- [PROBLEM DESCRIPTION] In the records below, find the line containing "Give me the" and repeat it and every line after it exactly, without pictures.

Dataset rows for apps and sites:
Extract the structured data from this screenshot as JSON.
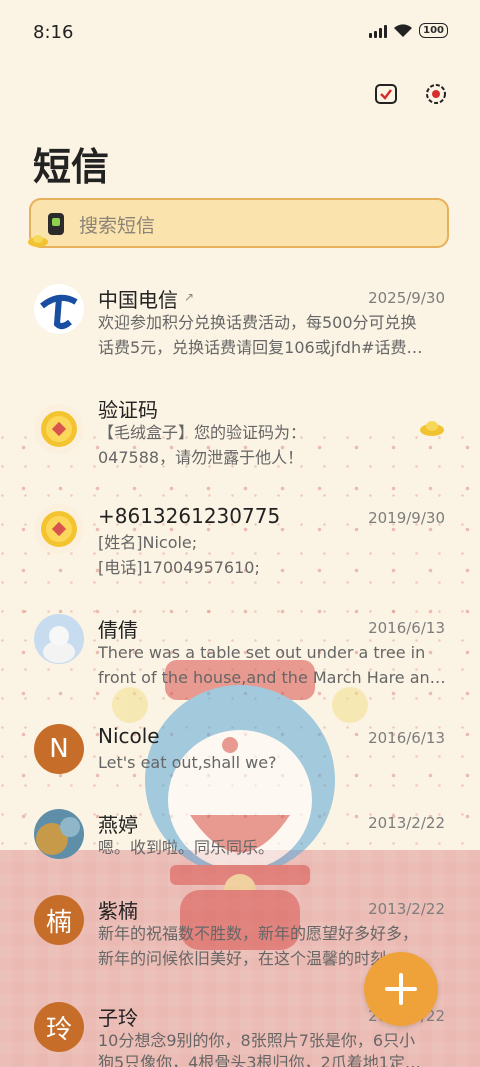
{
  "status": {
    "time": "8:16",
    "battery": "100"
  },
  "header": {
    "title": "短信"
  },
  "search": {
    "placeholder": "搜索短信"
  },
  "conversations": [
    {
      "name": "中国电信",
      "date": "2025/9/30",
      "line1": "欢迎参加积分兑换话费活动，每500分可兑换",
      "line2": "话费5元，兑换话费请回复106或jfdh#话费…"
    },
    {
      "name": "验证码",
      "date": "",
      "line1": "【毛绒盒子】您的验证码为：",
      "line2": "047588，请勿泄露于他人！"
    },
    {
      "name": "+8613261230775",
      "date": "2019/9/30",
      "line1": "[姓名]Nicole;",
      "line2": "[电话]17004957610;"
    },
    {
      "name": "倩倩",
      "date": "2016/6/13",
      "line1": "There was a table set out under a tree in",
      "line2": "front of the house,and the March Hare an…"
    },
    {
      "name": "Nicole",
      "date": "2016/6/13",
      "line1": "Let's eat out,shall we?",
      "line2": "",
      "avatar_letter": "N"
    },
    {
      "name": "燕婷",
      "date": "2013/2/22",
      "line1": "嗯。收到啦。同乐同乐。",
      "line2": ""
    },
    {
      "name": "紫楠",
      "date": "2013/2/22",
      "line1": "新年的祝福数不胜数，新年的愿望好多好多，",
      "line2": "新年的问候依旧美好，在这个温馨的时刻…",
      "avatar_letter": "楠"
    },
    {
      "name": "子玲",
      "date": "2013/2/22",
      "line1": "10分想念9别的你，8张照片7张是你，6只小",
      "line2": "狗5只像你，4根骨头3根归你，2爪着地1定…",
      "avatar_letter": "玲"
    }
  ],
  "colors": {
    "accent": "#efa23a",
    "background": "#fbf3e3",
    "search_bg": "#fbe3ad"
  }
}
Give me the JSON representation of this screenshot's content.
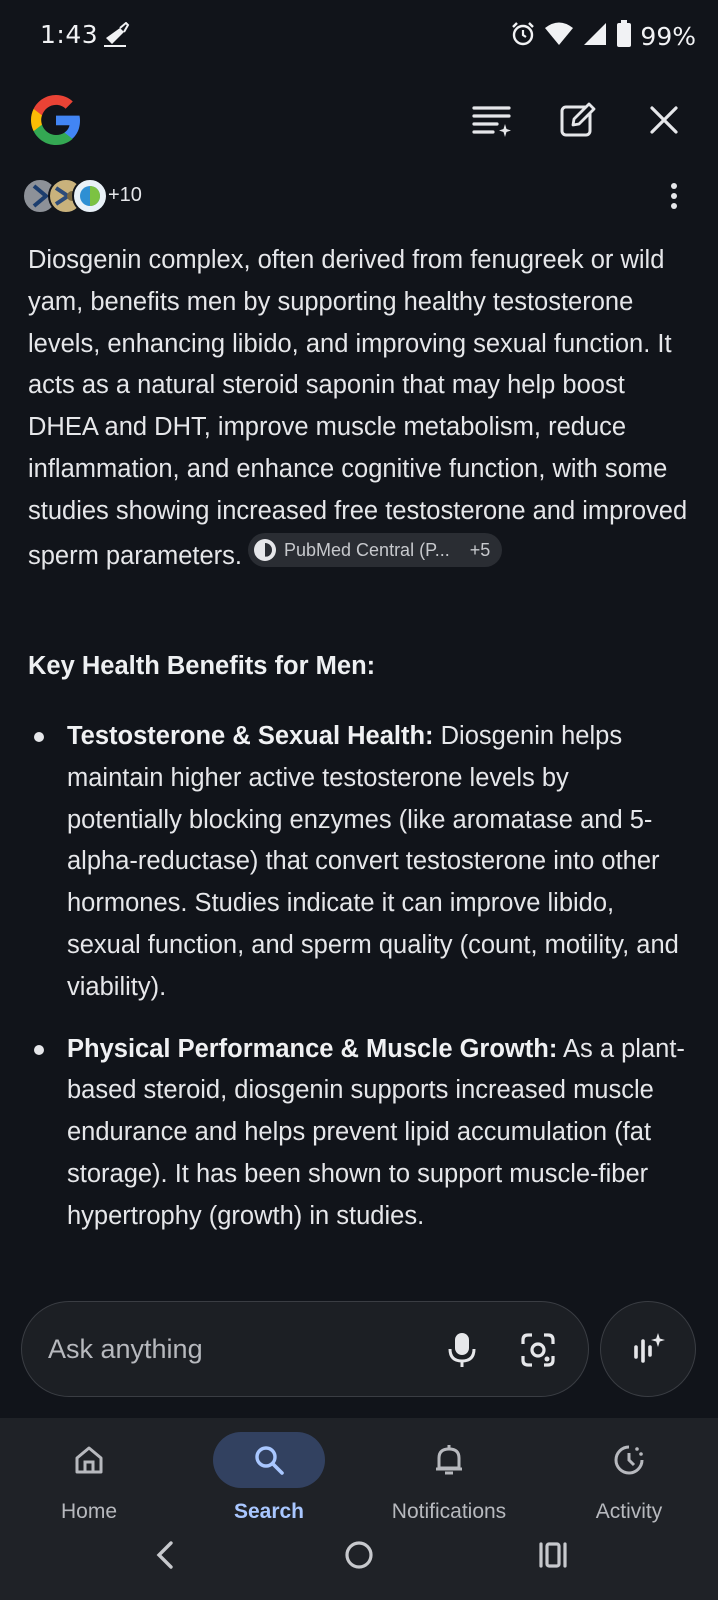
{
  "status_bar": {
    "time": "1:43",
    "battery": "99%"
  },
  "sources": {
    "count_label": "+10"
  },
  "answer": {
    "paragraph": "Diosgenin complex, often derived from fenugreek or wild yam, benefits men by supporting healthy testosterone levels, enhancing libido, and improving sexual function. It acts as a natural steroid saponin that may help boost DHEA and DHT, improve muscle metabolism, reduce inflammation, and enhance cognitive function, with some studies showing increased free testosterone and improved sperm parameters.",
    "citation_label": "PubMed Central (P...",
    "citation_more": "+5",
    "heading": "Key Health Benefits for Men:",
    "bullets": [
      {
        "title": "Testosterone & Sexual Health:",
        "text": " Diosgenin helps maintain higher active testosterone levels by potentially blocking enzymes (like aromatase and 5-alpha-reductase) that convert testosterone into other hormones. Studies indicate it can improve libido, sexual function, and sperm quality (count, motility, and viability)."
      },
      {
        "title": "Physical Performance & Muscle Growth:",
        "text": " As a plant-based steroid, diosgenin supports increased muscle endurance and helps prevent lipid accumulation (fat storage). It has been shown to support muscle-fiber hypertrophy (growth) in studies."
      }
    ]
  },
  "ask": {
    "placeholder": "Ask anything"
  },
  "nav": {
    "items": [
      {
        "label": "Home",
        "icon": "home-icon"
      },
      {
        "label": "Search",
        "icon": "search-icon",
        "active": true
      },
      {
        "label": "Notifications",
        "icon": "bell-icon"
      },
      {
        "label": "Activity",
        "icon": "activity-icon"
      }
    ]
  },
  "colors": {
    "background": "#11141a",
    "active_accent": "#a9c7ff",
    "active_pill": "#324160"
  }
}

- [THE COMPLETED TASK]
Give me the JSON representation of this screenshot's content.
{
  "status_bar": {
    "time": "1:43",
    "battery": "99%"
  },
  "sources": {
    "count_label": "+10"
  },
  "answer": {
    "paragraph": "Diosgenin complex, often derived from fenugreek or wild yam, benefits men by supporting healthy testosterone levels, enhancing libido, and improving sexual function. It acts as a natural steroid saponin that may help boost DHEA and DHT, improve muscle metabolism, reduce inflammation, and enhance cognitive function, with some studies showing increased free testosterone and improved sperm parameters.",
    "citation_label": "PubMed Central (P...",
    "citation_more": "+5",
    "heading": "Key Health Benefits for Men:",
    "bullets": [
      {
        "title": "Testosterone & Sexual Health:",
        "text": " Diosgenin helps maintain higher active testosterone levels by potentially blocking enzymes (like aromatase and 5-alpha-reductase) that convert testosterone into other hormones. Studies indicate it can improve libido, sexual function, and sperm quality (count, motility, and viability)."
      },
      {
        "title": "Physical Performance & Muscle Growth:",
        "text": " As a plant-based steroid, diosgenin supports increased muscle endurance and helps prevent lipid accumulation (fat storage). It has been shown to support muscle-fiber hypertrophy (growth) in studies."
      }
    ]
  },
  "ask": {
    "placeholder": "Ask anything"
  },
  "nav": {
    "items": [
      {
        "label": "Home",
        "icon": "home-icon"
      },
      {
        "label": "Search",
        "icon": "search-icon",
        "active": true
      },
      {
        "label": "Notifications",
        "icon": "bell-icon"
      },
      {
        "label": "Activity",
        "icon": "activity-icon"
      }
    ]
  },
  "colors": {
    "background": "#11141a",
    "active_accent": "#a9c7ff",
    "active_pill": "#324160"
  }
}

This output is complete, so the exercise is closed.